----- Study material

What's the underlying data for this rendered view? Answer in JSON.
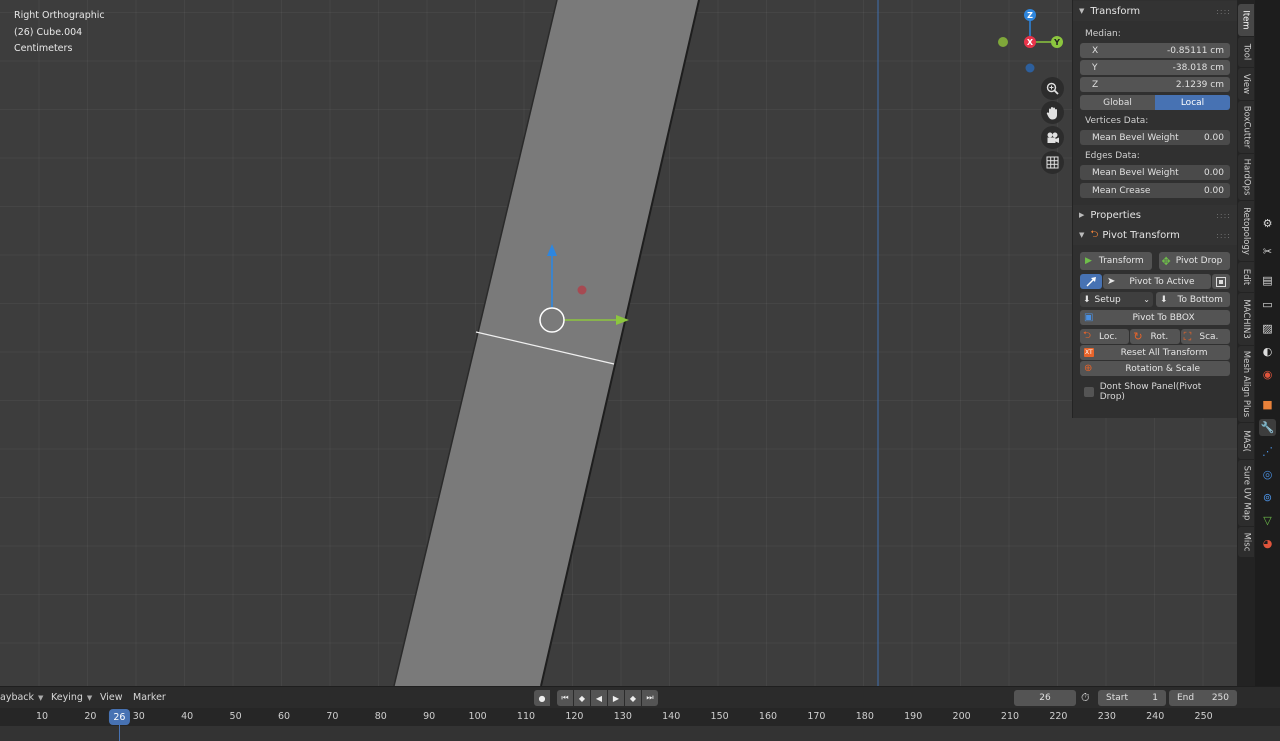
{
  "viewport": {
    "view_name": "Right Orthographic",
    "object_label": "(26) Cube.004",
    "units": "Centimeters",
    "gizmo": {
      "z": "Z",
      "x": "X",
      "y": "Y"
    },
    "nav_icons": [
      "zoom-icon",
      "hand-pan-icon",
      "camera-icon",
      "grid-icon"
    ]
  },
  "npanel": {
    "transform": {
      "title": "Transform",
      "median_label": "Median:",
      "x_label": "X",
      "x_value": "-0.85111 cm",
      "y_label": "Y",
      "y_value": "-38.018 cm",
      "z_label": "Z",
      "z_value": "2.1239 cm",
      "global": "Global",
      "local": "Local",
      "vertices_data_label": "Vertices Data:",
      "vertex_bevel_label": "Mean Bevel Weight",
      "vertex_bevel_value": "0.00",
      "edges_data_label": "Edges Data:",
      "edge_bevel_label": "Mean Bevel Weight",
      "edge_bevel_value": "0.00",
      "crease_label": "Mean Crease",
      "crease_value": "0.00"
    },
    "properties": {
      "title": "Properties"
    },
    "pivot": {
      "title": "Pivot Transform",
      "transform_btn": "Transform",
      "pivot_drop_btn": "Pivot Drop",
      "pivot_to_active": "Pivot To Active",
      "setup": "Setup",
      "to_bottom": "To Bottom",
      "pivot_to_bbox": "Pivot To BBOX",
      "loc": "Loc.",
      "rot": "Rot.",
      "sca": "Sca.",
      "reset_all": "Reset All Transform",
      "rot_scale": "Rotation & Scale",
      "dont_show": "Dont Show Panel(Pivot Drop)"
    }
  },
  "vtabs": [
    "Item",
    "Tool",
    "View",
    "BoxCutter",
    "HardOps",
    "Retopology",
    "Edit",
    "MACHIN3",
    "Mesh Align Plus",
    "MAS(",
    "Sure UV Map",
    "Misc"
  ],
  "timeline": {
    "menus": {
      "playback": "ayback",
      "keying": "Keying",
      "view": "View",
      "marker": "Marker"
    },
    "current_frame": "26",
    "start_label": "Start",
    "start_value": "1",
    "end_label": "End",
    "end_value": "250",
    "ticks": [
      "10",
      "20",
      "30",
      "40",
      "50",
      "60",
      "70",
      "80",
      "90",
      "100",
      "110",
      "120",
      "130",
      "140",
      "150",
      "160",
      "170",
      "180",
      "190",
      "200",
      "210",
      "220",
      "230",
      "240",
      "250"
    ],
    "badge": "26"
  },
  "colors": {
    "accent": "#4772b3",
    "x_axis": "#e8344a",
    "y_axis": "#8cc63e",
    "z_axis": "#2e86de"
  }
}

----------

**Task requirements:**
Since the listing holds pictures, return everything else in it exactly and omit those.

**Result:**
What's the underlying data for this rendered view? Answer in JSON.
{
  "viewport": {
    "view_name": "Right Orthographic",
    "object_label": "(26) Cube.004",
    "units": "Centimeters",
    "gizmo": {
      "z": "Z",
      "x": "X",
      "y": "Y"
    },
    "nav_icons": [
      "zoom-icon",
      "hand-pan-icon",
      "camera-icon",
      "grid-icon"
    ]
  },
  "npanel": {
    "transform": {
      "title": "Transform",
      "median_label": "Median:",
      "x_label": "X",
      "x_value": "-0.85111 cm",
      "y_label": "Y",
      "y_value": "-38.018 cm",
      "z_label": "Z",
      "z_value": "2.1239 cm",
      "global": "Global",
      "local": "Local",
      "vertices_data_label": "Vertices Data:",
      "vertex_bevel_label": "Mean Bevel Weight",
      "vertex_bevel_value": "0.00",
      "edges_data_label": "Edges Data:",
      "edge_bevel_label": "Mean Bevel Weight",
      "edge_bevel_value": "0.00",
      "crease_label": "Mean Crease",
      "crease_value": "0.00"
    },
    "properties": {
      "title": "Properties"
    },
    "pivot": {
      "title": "Pivot Transform",
      "transform_btn": "Transform",
      "pivot_drop_btn": "Pivot Drop",
      "pivot_to_active": "Pivot To Active",
      "setup": "Setup",
      "to_bottom": "To Bottom",
      "pivot_to_bbox": "Pivot To BBOX",
      "loc": "Loc.",
      "rot": "Rot.",
      "sca": "Sca.",
      "reset_all": "Reset All Transform",
      "rot_scale": "Rotation & Scale",
      "dont_show": "Dont Show Panel(Pivot Drop)"
    }
  },
  "vtabs": [
    "Item",
    "Tool",
    "View",
    "BoxCutter",
    "HardOps",
    "Retopology",
    "Edit",
    "MACHIN3",
    "Mesh Align Plus",
    "MAS(",
    "Sure UV Map",
    "Misc"
  ],
  "timeline": {
    "menus": {
      "playback": "ayback",
      "keying": "Keying",
      "view": "View",
      "marker": "Marker"
    },
    "current_frame": "26",
    "start_label": "Start",
    "start_value": "1",
    "end_label": "End",
    "end_value": "250",
    "ticks": [
      "10",
      "20",
      "30",
      "40",
      "50",
      "60",
      "70",
      "80",
      "90",
      "100",
      "110",
      "120",
      "130",
      "140",
      "150",
      "160",
      "170",
      "180",
      "190",
      "200",
      "210",
      "220",
      "230",
      "240",
      "250"
    ],
    "badge": "26"
  },
  "colors": {
    "accent": "#4772b3",
    "x_axis": "#e8344a",
    "y_axis": "#8cc63e",
    "z_axis": "#2e86de"
  }
}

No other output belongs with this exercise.